• Problem requirements
Give the number of lines below that contain "JSON", with no other output.
....................
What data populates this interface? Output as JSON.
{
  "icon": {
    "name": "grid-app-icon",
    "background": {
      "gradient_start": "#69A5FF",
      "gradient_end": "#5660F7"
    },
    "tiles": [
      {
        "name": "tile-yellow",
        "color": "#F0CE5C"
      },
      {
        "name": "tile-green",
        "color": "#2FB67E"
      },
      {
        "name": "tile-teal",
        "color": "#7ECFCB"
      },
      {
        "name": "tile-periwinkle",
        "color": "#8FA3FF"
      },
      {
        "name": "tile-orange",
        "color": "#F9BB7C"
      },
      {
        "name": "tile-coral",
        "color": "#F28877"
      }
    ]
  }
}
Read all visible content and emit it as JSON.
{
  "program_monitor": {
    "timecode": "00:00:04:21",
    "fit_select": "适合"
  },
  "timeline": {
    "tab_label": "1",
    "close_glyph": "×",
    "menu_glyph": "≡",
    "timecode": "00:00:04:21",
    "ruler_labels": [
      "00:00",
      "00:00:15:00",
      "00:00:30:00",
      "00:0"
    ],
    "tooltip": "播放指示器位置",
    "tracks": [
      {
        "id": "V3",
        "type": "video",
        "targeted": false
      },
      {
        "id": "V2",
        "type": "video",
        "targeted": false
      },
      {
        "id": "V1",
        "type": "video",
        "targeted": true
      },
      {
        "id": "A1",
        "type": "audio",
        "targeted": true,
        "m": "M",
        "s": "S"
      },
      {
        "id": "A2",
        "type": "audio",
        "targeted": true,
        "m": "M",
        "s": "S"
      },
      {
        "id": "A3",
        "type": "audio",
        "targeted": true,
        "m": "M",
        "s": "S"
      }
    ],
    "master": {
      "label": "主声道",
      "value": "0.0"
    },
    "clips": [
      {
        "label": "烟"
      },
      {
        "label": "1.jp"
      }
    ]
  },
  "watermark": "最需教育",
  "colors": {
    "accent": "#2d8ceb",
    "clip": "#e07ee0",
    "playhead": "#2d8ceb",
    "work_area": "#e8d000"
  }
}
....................
• Exercise answer
2